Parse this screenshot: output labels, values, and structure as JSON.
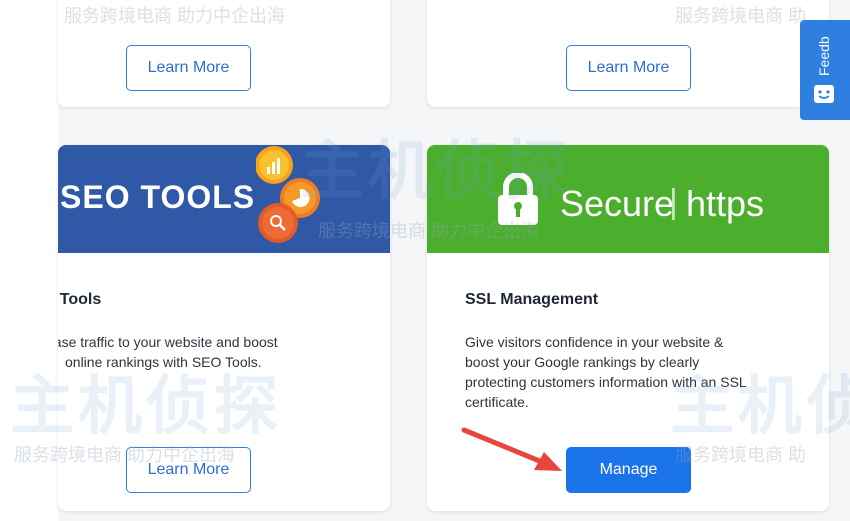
{
  "cards": {
    "top_left": {
      "button_label": "Learn More"
    },
    "top_right": {
      "button_label": "Learn More"
    },
    "seo": {
      "banner_text": "SEO TOOLS",
      "title": ") Tools",
      "description_line1": "ease traffic to your website and boost",
      "description_line2": "online rankings with SEO Tools.",
      "button_label": "Learn More"
    },
    "ssl": {
      "banner_text_secure": "Secure",
      "banner_separator": "|",
      "banner_text_https": "https",
      "title": "SSL Management",
      "description_line1": "Give visitors confidence in your website &",
      "description_line2": "boost your Google rankings by clearly",
      "description_line3": "protecting customers information with an SSL",
      "description_line4": "certificate.",
      "button_label": "Manage"
    }
  },
  "feedback": {
    "label": "Feedb"
  },
  "watermark": {
    "slogan": "服务跨境电商 助力中企出海",
    "slogan_short": "服务跨境电商 助",
    "logo": "主机侦探"
  },
  "colors": {
    "primary": "#1a73e8",
    "seo_banner": "#2f58a6",
    "ssl_banner": "#4bae2d",
    "annotation_arrow": "#e8453c"
  },
  "icons": {
    "padlock": "padlock-icon",
    "feedback": "feedback-face-icon",
    "arrow": "red-annotation-arrow"
  }
}
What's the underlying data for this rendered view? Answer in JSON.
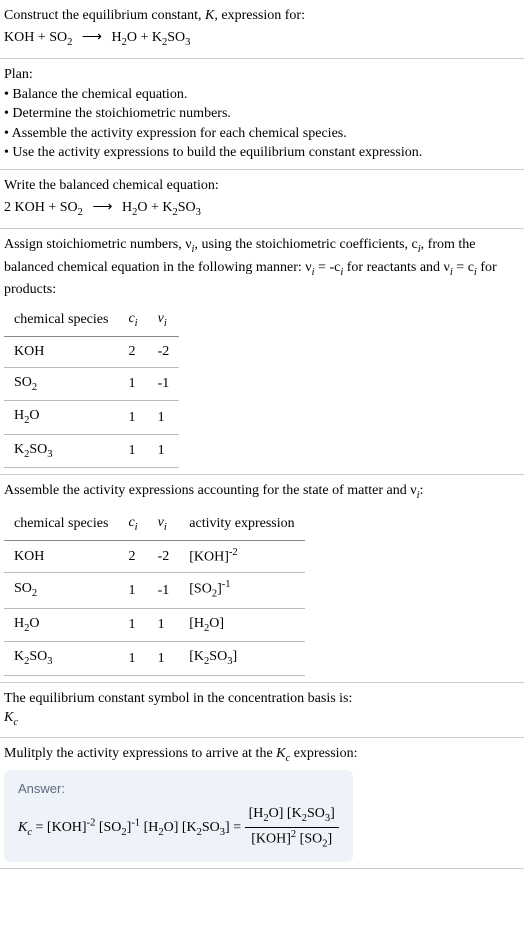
{
  "prompt": {
    "title": "Construct the equilibrium constant, K, expression for:",
    "equation_lhs1": "KOH",
    "equation_lhs2": "SO",
    "equation_lhs2_sub": "2",
    "equation_rhs1": "H",
    "equation_rhs1_sub": "2",
    "equation_rhs1b": "O",
    "equation_rhs2": "K",
    "equation_rhs2_sub": "2",
    "equation_rhs2b": "SO",
    "equation_rhs2b_sub": "3"
  },
  "plan": {
    "title": "Plan:",
    "items": [
      "Balance the chemical equation.",
      "Determine the stoichiometric numbers.",
      "Assemble the activity expression for each chemical species.",
      "Use the activity expressions to build the equilibrium constant expression."
    ]
  },
  "balanced": {
    "title": "Write the balanced chemical equation:",
    "coef1": "2",
    "species1": "KOH",
    "species2": "SO",
    "species2_sub": "2",
    "prod1a": "H",
    "prod1a_sub": "2",
    "prod1b": "O",
    "prod2a": "K",
    "prod2a_sub": "2",
    "prod2b": "SO",
    "prod2b_sub": "3"
  },
  "assign": {
    "text_a": "Assign stoichiometric numbers, ν",
    "text_b": ", using the stoichiometric coefficients, c",
    "text_c": ", from the balanced chemical equation in the following manner: ν",
    "text_d": " = -c",
    "text_e": " for reactants and ν",
    "text_f": " = c",
    "text_g": " for products:",
    "sub_i": "i"
  },
  "table1": {
    "h1": "chemical species",
    "h2": "c",
    "h3": "ν",
    "sub_i": "i",
    "rows": [
      {
        "sp": "KOH",
        "c": "2",
        "v": "-2"
      },
      {
        "sp": "SO₂",
        "c": "1",
        "v": "-1"
      },
      {
        "sp": "H₂O",
        "c": "1",
        "v": "1"
      },
      {
        "sp": "K₂SO₃",
        "c": "1",
        "v": "1"
      }
    ]
  },
  "assemble": {
    "text_a": "Assemble the activity expressions accounting for the state of matter and ν",
    "sub_i": "i",
    "text_b": ":"
  },
  "table2": {
    "h1": "chemical species",
    "h2": "c",
    "h3": "ν",
    "h4": "activity expression",
    "sub_i": "i",
    "rows": [
      {
        "sp": "KOH",
        "c": "2",
        "v": "-2",
        "a": "[KOH]",
        "exp": "-2"
      },
      {
        "sp": "SO₂",
        "c": "1",
        "v": "-1",
        "a": "[SO₂]",
        "exp": "-1"
      },
      {
        "sp": "H₂O",
        "c": "1",
        "v": "1",
        "a": "[H₂O]",
        "exp": ""
      },
      {
        "sp": "K₂SO₃",
        "c": "1",
        "v": "1",
        "a": "[K₂SO₃]",
        "exp": ""
      }
    ]
  },
  "symbol": {
    "text": "The equilibrium constant symbol in the concentration basis is:",
    "K": "K",
    "sub_c": "c"
  },
  "multiply": {
    "text_a": "Mulitply the activity expressions to arrive at the ",
    "K": "K",
    "sub_c": "c",
    "text_b": " expression:"
  },
  "answer": {
    "label": "Answer:",
    "K": "K",
    "sub_c": "c",
    "eq": " = ",
    "t1": "[KOH]",
    "e1": "-2",
    "t2": " [SO",
    "t2sub": "2",
    "t2b": "]",
    "e2": "-1",
    "t3": " [H",
    "t3sub": "2",
    "t3b": "O] [K",
    "t3sub2": "2",
    "t3c": "SO",
    "t3sub3": "3",
    "t3d": "]",
    "eq2": " = ",
    "num_a": "[H",
    "num_a_sub": "2",
    "num_b": "O] [K",
    "num_b_sub": "2",
    "num_c": "SO",
    "num_c_sub": "3",
    "num_d": "]",
    "den_a": "[KOH]",
    "den_a_exp": "2",
    "den_b": " [SO",
    "den_b_sub": "2",
    "den_c": "]"
  }
}
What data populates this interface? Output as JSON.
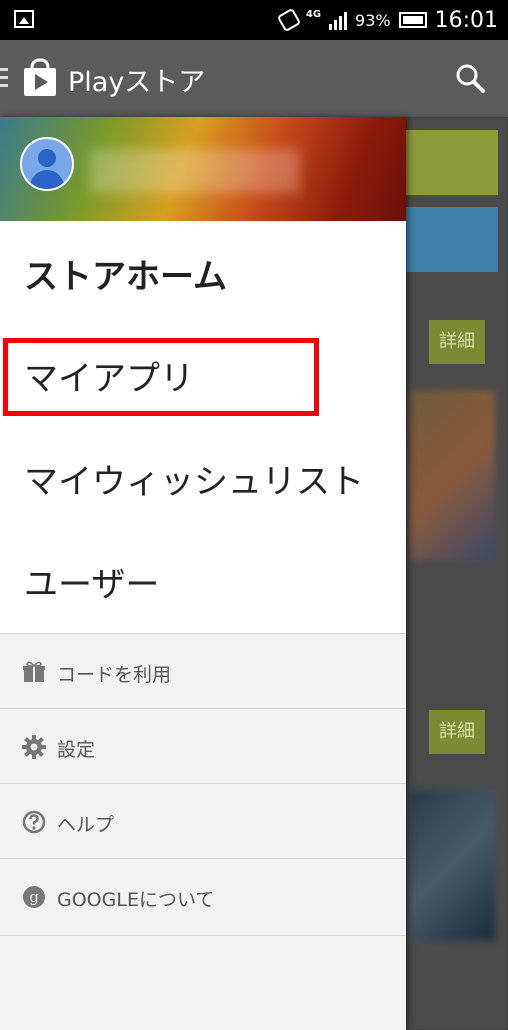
{
  "status_bar": {
    "network": "4G",
    "battery": "93%",
    "time": "16:01"
  },
  "app_bar": {
    "title": "Playストア"
  },
  "drawer": {
    "primary_items": [
      {
        "label": "ストアホーム"
      },
      {
        "label": "マイアプリ"
      },
      {
        "label": "マイウィッシュリスト"
      },
      {
        "label": "ユーザー"
      }
    ],
    "secondary_items": [
      {
        "label": "コードを利用",
        "icon": "gift-icon"
      },
      {
        "label": "設定",
        "icon": "gear-icon"
      },
      {
        "label": "ヘルプ",
        "icon": "help-icon"
      },
      {
        "label": "GOOGLEについて",
        "icon": "google-icon"
      }
    ]
  },
  "background": {
    "detail_label_1": "詳細",
    "detail_label_2": "詳細"
  },
  "colors": {
    "highlight": "#ff0000",
    "app_bar": "#5b5b5b",
    "detail_button": "#7c8a34"
  }
}
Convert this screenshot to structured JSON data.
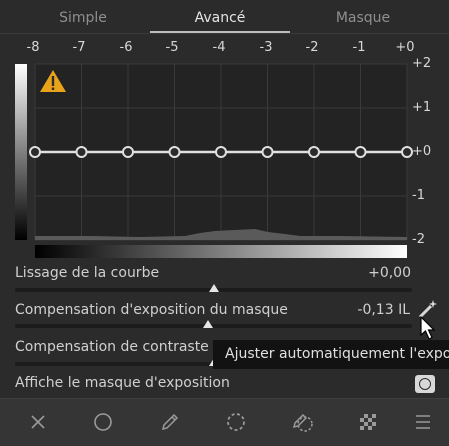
{
  "tabs": [
    {
      "label": "Simple"
    },
    {
      "label": "Avancé",
      "active": true
    },
    {
      "label": "Masque"
    }
  ],
  "ev_axis": {
    "top_labels": [
      "-8",
      "-7",
      "-6",
      "-5",
      "-4",
      "-3",
      "-2",
      "-1",
      "+0"
    ],
    "right_labels": [
      "+2",
      "+1",
      "+0",
      "-1",
      "-2"
    ]
  },
  "curve": {
    "node_count": 9,
    "level": 0
  },
  "rows": {
    "lissage": {
      "label": "Lissage de la courbe",
      "value": "+0,00",
      "position": 0.5
    },
    "comp_expo": {
      "label": "Compensation d'exposition du masque",
      "value": "-0,13 IL",
      "position": 0.485
    },
    "comp_contraste": {
      "label": "Compensation de contraste d",
      "position": 0.5
    },
    "affiche": {
      "label": "Affiche le masque d'exposition"
    }
  },
  "tooltip": {
    "text": "Ajuster automatiquement l'expo"
  },
  "icons": {
    "warning": "warning-icon",
    "auto": "magic-wand-icon",
    "toolbar": [
      "close-icon",
      "circle-icon",
      "pencil-icon",
      "dashed-circle-icon",
      "pen-target-icon",
      "checker-icon",
      "menu-icon"
    ]
  },
  "colors": {
    "background": "#2b2b2b",
    "warning": "#e8a31b",
    "curve": "#e0e0e0"
  }
}
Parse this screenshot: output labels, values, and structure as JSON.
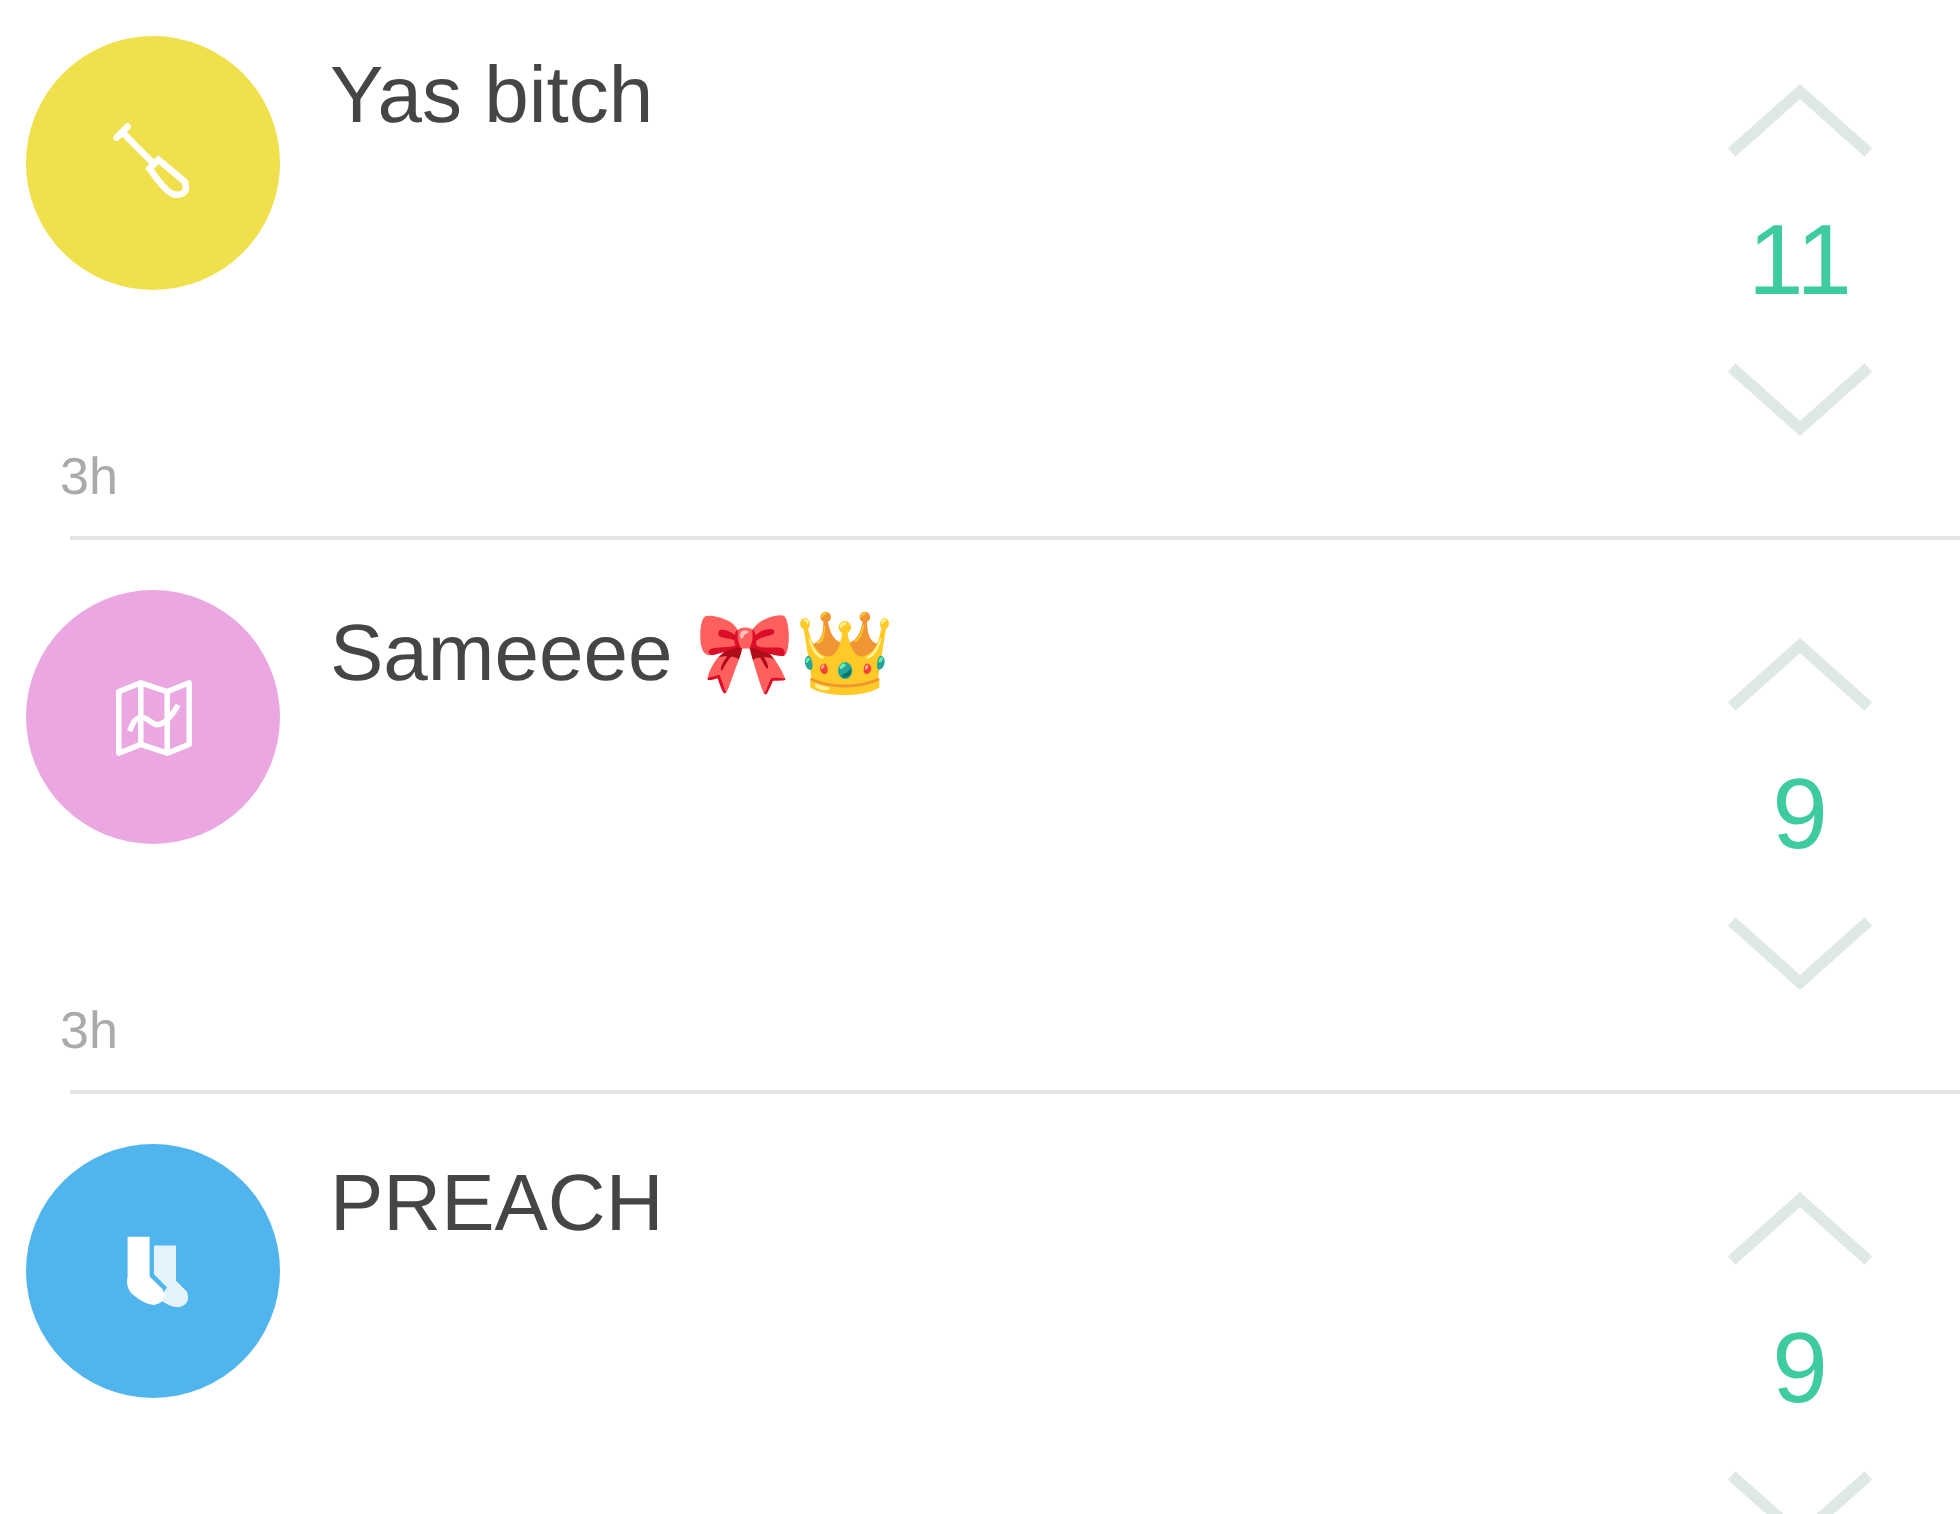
{
  "comments": [
    {
      "text": "Yas bitch",
      "time": "3h",
      "votes": "11",
      "color": "#efe04c"
    },
    {
      "text": "Sameeee 🎀👑",
      "time": "3h",
      "votes": "9",
      "color": "#eaa7e2"
    },
    {
      "text": "PREACH",
      "votes": "9",
      "color": "#50b5ec"
    }
  ]
}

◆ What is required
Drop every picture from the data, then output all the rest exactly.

◆ Output
Parse this screenshot: output labels, values, and structure as JSON.
{
  "cards": {
    "top_left": {
      "button_label": "Learn More"
    },
    "top_right": {
      "button_label": "Learn More"
    },
    "seo": {
      "banner_text": "SEO TOOLS",
      "title": ") Tools",
      "description_line1": "ease traffic to your website and boost",
      "description_line2": "online rankings with SEO Tools.",
      "button_label": "Learn More"
    },
    "ssl": {
      "banner_text_secure": "Secure",
      "banner_separator": "|",
      "banner_text_https": "https",
      "title": "SSL Management",
      "description_line1": "Give visitors confidence in your website &",
      "description_line2": "boost your Google rankings by clearly",
      "description_line3": "protecting customers information with an SSL",
      "description_line4": "certificate.",
      "button_label": "Manage"
    }
  },
  "feedback": {
    "label": "Feedb"
  },
  "watermark": {
    "slogan": "服务跨境电商 助力中企出海",
    "slogan_short": "服务跨境电商 助",
    "logo": "主机侦探"
  },
  "colors": {
    "primary": "#1a73e8",
    "seo_banner": "#2f58a6",
    "ssl_banner": "#4bae2d",
    "annotation_arrow": "#e8453c"
  },
  "icons": {
    "padlock": "padlock-icon",
    "feedback": "feedback-face-icon",
    "arrow": "red-annotation-arrow"
  }
}
What's the underlying data for this rendered view? Answer in JSON.
{
  "prompt": {
    "title": "Construct the equilibrium constant, K, expression for:",
    "equation_lhs1": "KOH",
    "equation_lhs2": "SO",
    "equation_lhs2_sub": "2",
    "equation_rhs1": "H",
    "equation_rhs1_sub": "2",
    "equation_rhs1b": "O",
    "equation_rhs2": "K",
    "equation_rhs2_sub": "2",
    "equation_rhs2b": "SO",
    "equation_rhs2b_sub": "3"
  },
  "plan": {
    "title": "Plan:",
    "items": [
      "Balance the chemical equation.",
      "Determine the stoichiometric numbers.",
      "Assemble the activity expression for each chemical species.",
      "Use the activity expressions to build the equilibrium constant expression."
    ]
  },
  "balanced": {
    "title": "Write the balanced chemical equation:",
    "coef1": "2",
    "species1": "KOH",
    "species2": "SO",
    "species2_sub": "2",
    "prod1a": "H",
    "prod1a_sub": "2",
    "prod1b": "O",
    "prod2a": "K",
    "prod2a_sub": "2",
    "prod2b": "SO",
    "prod2b_sub": "3"
  },
  "assign": {
    "text_a": "Assign stoichiometric numbers, ν",
    "text_b": ", using the stoichiometric coefficients, c",
    "text_c": ", from the balanced chemical equation in the following manner: ν",
    "text_d": " = -c",
    "text_e": " for reactants and ν",
    "text_f": " = c",
    "text_g": " for products:",
    "sub_i": "i"
  },
  "table1": {
    "h1": "chemical species",
    "h2": "c",
    "h3": "ν",
    "sub_i": "i",
    "rows": [
      {
        "sp": "KOH",
        "c": "2",
        "v": "-2"
      },
      {
        "sp": "SO₂",
        "c": "1",
        "v": "-1"
      },
      {
        "sp": "H₂O",
        "c": "1",
        "v": "1"
      },
      {
        "sp": "K₂SO₃",
        "c": "1",
        "v": "1"
      }
    ]
  },
  "assemble": {
    "text_a": "Assemble the activity expressions accounting for the state of matter and ν",
    "sub_i": "i",
    "text_b": ":"
  },
  "table2": {
    "h1": "chemical species",
    "h2": "c",
    "h3": "ν",
    "h4": "activity expression",
    "sub_i": "i",
    "rows": [
      {
        "sp": "KOH",
        "c": "2",
        "v": "-2",
        "a": "[KOH]",
        "exp": "-2"
      },
      {
        "sp": "SO₂",
        "c": "1",
        "v": "-1",
        "a": "[SO₂]",
        "exp": "-1"
      },
      {
        "sp": "H₂O",
        "c": "1",
        "v": "1",
        "a": "[H₂O]",
        "exp": ""
      },
      {
        "sp": "K₂SO₃",
        "c": "1",
        "v": "1",
        "a": "[K₂SO₃]",
        "exp": ""
      }
    ]
  },
  "symbol": {
    "text": "The equilibrium constant symbol in the concentration basis is:",
    "K": "K",
    "sub_c": "c"
  },
  "multiply": {
    "text_a": "Mulitply the activity expressions to arrive at the ",
    "K": "K",
    "sub_c": "c",
    "text_b": " expression:"
  },
  "answer": {
    "label": "Answer:",
    "K": "K",
    "sub_c": "c",
    "eq": " = ",
    "t1": "[KOH]",
    "e1": "-2",
    "t2": " [SO",
    "t2sub": "2",
    "t2b": "]",
    "e2": "-1",
    "t3": " [H",
    "t3sub": "2",
    "t3b": "O] [K",
    "t3sub2": "2",
    "t3c": "SO",
    "t3sub3": "3",
    "t3d": "]",
    "eq2": " = ",
    "num_a": "[H",
    "num_a_sub": "2",
    "num_b": "O] [K",
    "num_b_sub": "2",
    "num_c": "SO",
    "num_c_sub": "3",
    "num_d": "]",
    "den_a": "[KOH]",
    "den_a_exp": "2",
    "den_b": " [SO",
    "den_b_sub": "2",
    "den_c": "]"
  }
}
What data populates this interface? Output as JSON.
{
  "status_bar": {
    "network": "4G",
    "battery": "93%",
    "time": "16:01"
  },
  "app_bar": {
    "title": "Playストア"
  },
  "drawer": {
    "primary_items": [
      {
        "label": "ストアホーム"
      },
      {
        "label": "マイアプリ"
      },
      {
        "label": "マイウィッシュリスト"
      },
      {
        "label": "ユーザー"
      }
    ],
    "secondary_items": [
      {
        "label": "コードを利用",
        "icon": "gift-icon"
      },
      {
        "label": "設定",
        "icon": "gear-icon"
      },
      {
        "label": "ヘルプ",
        "icon": "help-icon"
      },
      {
        "label": "GOOGLEについて",
        "icon": "google-icon"
      }
    ]
  },
  "background": {
    "detail_label_1": "詳細",
    "detail_label_2": "詳細"
  },
  "colors": {
    "highlight": "#ff0000",
    "app_bar": "#5b5b5b",
    "detail_button": "#7c8a34"
  }
}
Convert this screenshot to structured JSON data.
{
  "tabs": [
    {
      "label": "Simple"
    },
    {
      "label": "Avancé",
      "active": true
    },
    {
      "label": "Masque"
    }
  ],
  "ev_axis": {
    "top_labels": [
      "-8",
      "-7",
      "-6",
      "-5",
      "-4",
      "-3",
      "-2",
      "-1",
      "+0"
    ],
    "right_labels": [
      "+2",
      "+1",
      "+0",
      "-1",
      "-2"
    ]
  },
  "curve": {
    "node_count": 9,
    "level": 0
  },
  "rows": {
    "lissage": {
      "label": "Lissage de la courbe",
      "value": "+0,00",
      "position": 0.5
    },
    "comp_expo": {
      "label": "Compensation d'exposition du masque",
      "value": "-0,13 IL",
      "position": 0.485
    },
    "comp_contraste": {
      "label": "Compensation de contraste d",
      "position": 0.5
    },
    "affiche": {
      "label": "Affiche le masque d'exposition"
    }
  },
  "tooltip": {
    "text": "Ajuster automatiquement l'expo"
  },
  "icons": {
    "warning": "warning-icon",
    "auto": "magic-wand-icon",
    "toolbar": [
      "close-icon",
      "circle-icon",
      "pencil-icon",
      "dashed-circle-icon",
      "pen-target-icon",
      "checker-icon",
      "menu-icon"
    ]
  },
  "colors": {
    "background": "#2b2b2b",
    "warning": "#e8a31b",
    "curve": "#e0e0e0"
  }
}
Parse this screenshot: output labels, values, and structure as JSON.
{
  "comments": [
    {
      "text": "Yas bitch",
      "time": "3h",
      "votes": "11",
      "color": "#efe04c"
    },
    {
      "text": "Sameeee 🎀👑",
      "time": "3h",
      "votes": "9",
      "color": "#eaa7e2"
    },
    {
      "text": "PREACH",
      "votes": "9",
      "color": "#50b5ec"
    }
  ]
}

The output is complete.